• Lock-based concurrent data structures
• Sloppy counters
• Every CPU has an associated counter, plus one global counter
• Increments happen on CPU-local counters, reads happen on the global counter
• Local counters are periodically flushed to the global counter (requires locking the global counter)
• Sloppiness: how often the flush operation occurs, tradeoff between consistency/perf
• Condition variables
• pthread_cond_wait and pthread_cond_signal
• wait: go to sleep
• signal: wake up one of the waiters
• Isn’t this just a tiny amount of sugar over futexes?
• Use to implement a buffer shared between producers and consumers
• Two conditions, empty and full
• Producers wait on empty and signal on full
• Consumers wait on full and signal on empty
• Semaphores
• Hold a single value, allow waiting and posting
• Wait: Decrement value, wait if negative
• Post: Increment value, wake a waiting thread if one exists
• Use to implement a lock
• Wait to lock, post to unlock
• Event-based concurrency
• Event loop: wait for events, process events, repeat
• Explicit control over scheduling by controlling the events that are fired
• select/poll allow a program to be notified when FDs are available to be read from, written to, or have an error condition set
• Cons
• Can’t take advantage of multiple cores easily
• The event loop necessarily blocks during a page fault, which can be problematic
• Concurrency bugs

## Persistence

• Structure of a typical system
• Hierarchy of buses, each slower than the last
• A generic device
• Three registers: check the device status, pass/receive data, and issue commands
• How to be notified when the device is done without polling?

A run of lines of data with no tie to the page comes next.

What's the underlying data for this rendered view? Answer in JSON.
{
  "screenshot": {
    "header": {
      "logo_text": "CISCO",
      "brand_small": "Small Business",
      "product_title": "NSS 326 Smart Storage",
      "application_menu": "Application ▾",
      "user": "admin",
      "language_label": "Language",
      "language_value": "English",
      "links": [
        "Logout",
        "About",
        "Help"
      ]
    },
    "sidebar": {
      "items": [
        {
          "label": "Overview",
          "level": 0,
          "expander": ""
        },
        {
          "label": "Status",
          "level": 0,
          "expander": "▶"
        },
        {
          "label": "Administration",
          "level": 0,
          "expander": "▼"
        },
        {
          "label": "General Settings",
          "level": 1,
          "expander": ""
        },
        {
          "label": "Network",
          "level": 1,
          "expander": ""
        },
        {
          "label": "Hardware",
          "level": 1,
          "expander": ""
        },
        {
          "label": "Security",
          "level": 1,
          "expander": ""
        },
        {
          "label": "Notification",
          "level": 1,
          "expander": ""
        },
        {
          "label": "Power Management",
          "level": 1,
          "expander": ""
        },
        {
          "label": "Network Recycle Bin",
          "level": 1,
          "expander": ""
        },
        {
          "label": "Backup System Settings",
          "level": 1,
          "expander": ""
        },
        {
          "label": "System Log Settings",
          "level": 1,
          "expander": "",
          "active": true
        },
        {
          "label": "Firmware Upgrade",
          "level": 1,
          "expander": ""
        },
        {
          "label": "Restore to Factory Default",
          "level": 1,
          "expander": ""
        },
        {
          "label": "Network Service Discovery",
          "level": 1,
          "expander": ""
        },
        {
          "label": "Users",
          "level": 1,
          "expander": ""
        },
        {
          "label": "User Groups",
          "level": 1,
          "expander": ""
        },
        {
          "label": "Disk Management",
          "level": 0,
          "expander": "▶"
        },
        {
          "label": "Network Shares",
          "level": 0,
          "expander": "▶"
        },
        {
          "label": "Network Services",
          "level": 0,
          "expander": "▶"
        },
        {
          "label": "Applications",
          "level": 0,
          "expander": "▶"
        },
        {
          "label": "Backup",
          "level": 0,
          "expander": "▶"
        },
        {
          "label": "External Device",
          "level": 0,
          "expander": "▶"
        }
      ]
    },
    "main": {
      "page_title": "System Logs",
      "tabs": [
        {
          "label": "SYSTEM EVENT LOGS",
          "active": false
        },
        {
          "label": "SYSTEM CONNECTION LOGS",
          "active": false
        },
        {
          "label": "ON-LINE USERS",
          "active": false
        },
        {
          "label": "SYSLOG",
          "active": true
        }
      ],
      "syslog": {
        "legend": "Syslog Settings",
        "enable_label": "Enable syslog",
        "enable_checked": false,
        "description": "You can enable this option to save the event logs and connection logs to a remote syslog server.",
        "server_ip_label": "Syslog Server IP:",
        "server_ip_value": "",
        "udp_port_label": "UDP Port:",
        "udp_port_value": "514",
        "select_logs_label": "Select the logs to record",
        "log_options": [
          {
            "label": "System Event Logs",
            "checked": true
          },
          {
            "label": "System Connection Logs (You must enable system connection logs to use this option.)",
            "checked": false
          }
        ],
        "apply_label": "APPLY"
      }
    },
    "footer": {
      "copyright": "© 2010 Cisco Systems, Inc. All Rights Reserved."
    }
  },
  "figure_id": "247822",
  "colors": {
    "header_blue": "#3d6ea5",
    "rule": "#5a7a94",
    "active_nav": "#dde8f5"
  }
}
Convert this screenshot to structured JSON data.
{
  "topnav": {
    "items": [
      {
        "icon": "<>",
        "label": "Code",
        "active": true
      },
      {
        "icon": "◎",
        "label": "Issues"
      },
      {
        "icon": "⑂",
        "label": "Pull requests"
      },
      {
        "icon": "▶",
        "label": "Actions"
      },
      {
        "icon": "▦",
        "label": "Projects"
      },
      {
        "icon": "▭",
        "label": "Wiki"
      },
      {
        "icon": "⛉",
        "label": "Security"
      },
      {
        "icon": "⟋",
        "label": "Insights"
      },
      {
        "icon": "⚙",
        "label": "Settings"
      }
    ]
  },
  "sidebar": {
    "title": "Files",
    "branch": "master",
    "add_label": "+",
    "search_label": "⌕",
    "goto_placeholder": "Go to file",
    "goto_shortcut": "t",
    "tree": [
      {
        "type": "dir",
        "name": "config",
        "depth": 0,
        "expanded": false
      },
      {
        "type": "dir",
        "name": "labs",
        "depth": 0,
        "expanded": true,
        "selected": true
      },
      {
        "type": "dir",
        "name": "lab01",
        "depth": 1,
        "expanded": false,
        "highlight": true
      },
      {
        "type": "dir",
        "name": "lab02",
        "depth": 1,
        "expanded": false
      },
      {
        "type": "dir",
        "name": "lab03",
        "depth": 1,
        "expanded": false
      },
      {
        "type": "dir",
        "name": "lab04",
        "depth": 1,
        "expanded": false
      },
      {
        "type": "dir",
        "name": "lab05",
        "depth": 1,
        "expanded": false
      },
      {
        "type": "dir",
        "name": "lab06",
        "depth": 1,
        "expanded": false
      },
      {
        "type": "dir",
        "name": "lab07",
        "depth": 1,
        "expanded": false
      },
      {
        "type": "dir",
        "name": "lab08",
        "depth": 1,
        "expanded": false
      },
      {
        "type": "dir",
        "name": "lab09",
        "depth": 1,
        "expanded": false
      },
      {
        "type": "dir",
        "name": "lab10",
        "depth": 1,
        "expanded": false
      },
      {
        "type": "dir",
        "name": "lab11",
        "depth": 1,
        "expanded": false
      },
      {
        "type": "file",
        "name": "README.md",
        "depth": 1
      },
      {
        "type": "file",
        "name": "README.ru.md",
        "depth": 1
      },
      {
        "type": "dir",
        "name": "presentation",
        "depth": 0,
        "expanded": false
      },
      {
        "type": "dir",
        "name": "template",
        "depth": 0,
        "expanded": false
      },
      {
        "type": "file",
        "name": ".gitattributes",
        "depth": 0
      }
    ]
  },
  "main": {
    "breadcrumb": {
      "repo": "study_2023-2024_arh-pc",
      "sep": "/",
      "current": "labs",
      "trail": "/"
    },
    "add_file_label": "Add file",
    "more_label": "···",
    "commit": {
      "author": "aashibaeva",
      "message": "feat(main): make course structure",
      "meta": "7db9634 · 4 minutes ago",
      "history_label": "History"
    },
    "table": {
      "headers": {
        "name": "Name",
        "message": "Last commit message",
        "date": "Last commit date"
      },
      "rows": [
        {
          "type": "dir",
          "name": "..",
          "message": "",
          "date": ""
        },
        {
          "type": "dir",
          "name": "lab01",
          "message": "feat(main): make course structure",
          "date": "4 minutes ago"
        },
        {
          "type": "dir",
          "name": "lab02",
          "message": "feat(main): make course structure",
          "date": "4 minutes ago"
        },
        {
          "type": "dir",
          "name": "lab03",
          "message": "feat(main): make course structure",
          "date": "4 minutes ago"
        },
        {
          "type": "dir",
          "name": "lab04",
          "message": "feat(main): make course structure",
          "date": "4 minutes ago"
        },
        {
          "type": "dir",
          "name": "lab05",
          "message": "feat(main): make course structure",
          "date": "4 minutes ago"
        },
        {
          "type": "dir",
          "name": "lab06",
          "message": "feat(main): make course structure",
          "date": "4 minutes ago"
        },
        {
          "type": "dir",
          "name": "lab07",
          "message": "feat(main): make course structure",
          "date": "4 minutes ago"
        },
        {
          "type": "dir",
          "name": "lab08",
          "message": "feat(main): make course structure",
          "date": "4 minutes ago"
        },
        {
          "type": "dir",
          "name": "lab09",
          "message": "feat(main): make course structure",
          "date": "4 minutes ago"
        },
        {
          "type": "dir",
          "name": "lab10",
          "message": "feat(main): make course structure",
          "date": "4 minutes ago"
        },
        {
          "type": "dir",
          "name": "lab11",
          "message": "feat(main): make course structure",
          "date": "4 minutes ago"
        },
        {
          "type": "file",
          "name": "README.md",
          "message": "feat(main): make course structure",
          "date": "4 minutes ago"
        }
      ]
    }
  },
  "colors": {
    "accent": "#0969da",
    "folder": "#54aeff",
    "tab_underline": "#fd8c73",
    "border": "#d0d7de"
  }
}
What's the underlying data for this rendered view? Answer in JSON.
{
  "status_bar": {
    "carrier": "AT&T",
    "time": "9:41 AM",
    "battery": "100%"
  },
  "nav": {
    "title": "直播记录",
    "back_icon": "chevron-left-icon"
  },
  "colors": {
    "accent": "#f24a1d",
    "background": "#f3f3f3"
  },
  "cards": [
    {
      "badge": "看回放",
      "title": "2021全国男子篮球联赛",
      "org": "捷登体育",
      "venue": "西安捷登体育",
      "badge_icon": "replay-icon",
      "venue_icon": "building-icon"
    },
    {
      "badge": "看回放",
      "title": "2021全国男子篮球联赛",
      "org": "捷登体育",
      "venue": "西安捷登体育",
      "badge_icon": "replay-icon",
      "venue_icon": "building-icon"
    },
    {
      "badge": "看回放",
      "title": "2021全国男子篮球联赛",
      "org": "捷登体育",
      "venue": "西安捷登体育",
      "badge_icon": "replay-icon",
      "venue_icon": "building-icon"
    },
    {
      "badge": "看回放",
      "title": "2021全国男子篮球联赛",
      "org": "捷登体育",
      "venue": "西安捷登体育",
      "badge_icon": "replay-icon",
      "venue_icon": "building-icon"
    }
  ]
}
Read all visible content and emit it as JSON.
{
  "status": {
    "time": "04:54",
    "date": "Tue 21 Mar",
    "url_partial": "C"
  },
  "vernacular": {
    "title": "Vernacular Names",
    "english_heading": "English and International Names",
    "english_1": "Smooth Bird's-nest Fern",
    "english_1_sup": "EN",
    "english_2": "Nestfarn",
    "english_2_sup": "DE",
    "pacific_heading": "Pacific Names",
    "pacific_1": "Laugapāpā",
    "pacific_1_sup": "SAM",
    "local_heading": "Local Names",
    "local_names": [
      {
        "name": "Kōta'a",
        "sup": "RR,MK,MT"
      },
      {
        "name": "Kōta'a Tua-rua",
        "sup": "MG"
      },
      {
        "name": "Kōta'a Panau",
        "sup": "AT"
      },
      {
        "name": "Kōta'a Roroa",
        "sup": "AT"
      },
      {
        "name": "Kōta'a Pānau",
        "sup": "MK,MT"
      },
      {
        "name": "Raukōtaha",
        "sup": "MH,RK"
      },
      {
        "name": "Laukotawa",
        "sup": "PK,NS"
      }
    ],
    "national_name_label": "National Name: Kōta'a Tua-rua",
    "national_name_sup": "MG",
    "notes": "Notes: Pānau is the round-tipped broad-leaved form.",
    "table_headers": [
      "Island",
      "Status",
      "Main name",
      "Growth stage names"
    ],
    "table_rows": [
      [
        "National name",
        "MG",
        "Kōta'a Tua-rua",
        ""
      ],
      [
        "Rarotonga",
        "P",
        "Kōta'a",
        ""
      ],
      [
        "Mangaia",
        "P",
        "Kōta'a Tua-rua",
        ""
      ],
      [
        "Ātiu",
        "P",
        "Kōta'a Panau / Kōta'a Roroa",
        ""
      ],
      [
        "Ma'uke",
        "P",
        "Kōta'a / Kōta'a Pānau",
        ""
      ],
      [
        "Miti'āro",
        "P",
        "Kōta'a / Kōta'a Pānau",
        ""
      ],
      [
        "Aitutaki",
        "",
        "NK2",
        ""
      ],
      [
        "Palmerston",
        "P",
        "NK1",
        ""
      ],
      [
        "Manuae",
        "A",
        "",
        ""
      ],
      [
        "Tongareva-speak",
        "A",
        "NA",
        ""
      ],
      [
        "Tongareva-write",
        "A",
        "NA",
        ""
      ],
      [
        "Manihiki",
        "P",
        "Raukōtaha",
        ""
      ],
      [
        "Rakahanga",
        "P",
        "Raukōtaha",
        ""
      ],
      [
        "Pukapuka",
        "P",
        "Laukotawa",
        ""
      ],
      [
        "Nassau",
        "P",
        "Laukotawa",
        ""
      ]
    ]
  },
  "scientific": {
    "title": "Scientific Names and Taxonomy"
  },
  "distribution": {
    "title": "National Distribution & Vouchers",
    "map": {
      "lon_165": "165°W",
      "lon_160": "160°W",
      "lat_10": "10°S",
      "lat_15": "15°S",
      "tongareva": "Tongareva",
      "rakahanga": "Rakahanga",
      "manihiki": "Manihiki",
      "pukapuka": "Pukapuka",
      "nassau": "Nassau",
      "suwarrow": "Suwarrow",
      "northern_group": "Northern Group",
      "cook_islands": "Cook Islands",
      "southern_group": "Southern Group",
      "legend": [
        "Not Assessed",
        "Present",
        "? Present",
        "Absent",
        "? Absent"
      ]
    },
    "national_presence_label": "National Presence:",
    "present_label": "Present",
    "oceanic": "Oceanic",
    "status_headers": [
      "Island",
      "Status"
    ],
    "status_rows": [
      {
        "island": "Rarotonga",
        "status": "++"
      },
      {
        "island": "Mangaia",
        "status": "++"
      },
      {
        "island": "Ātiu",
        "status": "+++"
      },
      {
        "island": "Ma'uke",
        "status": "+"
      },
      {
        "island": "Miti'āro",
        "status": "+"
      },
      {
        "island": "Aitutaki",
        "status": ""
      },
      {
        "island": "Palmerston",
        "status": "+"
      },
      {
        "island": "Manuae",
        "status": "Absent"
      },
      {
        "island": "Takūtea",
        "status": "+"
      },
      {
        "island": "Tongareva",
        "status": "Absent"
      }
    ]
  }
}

• Interrupts
• Slower than polling if the device is typically always ready at the first poll
• Not a good fit for fast devices
• Can overload and lock up a system if the amount of time spent responding to interrupts goes to 100%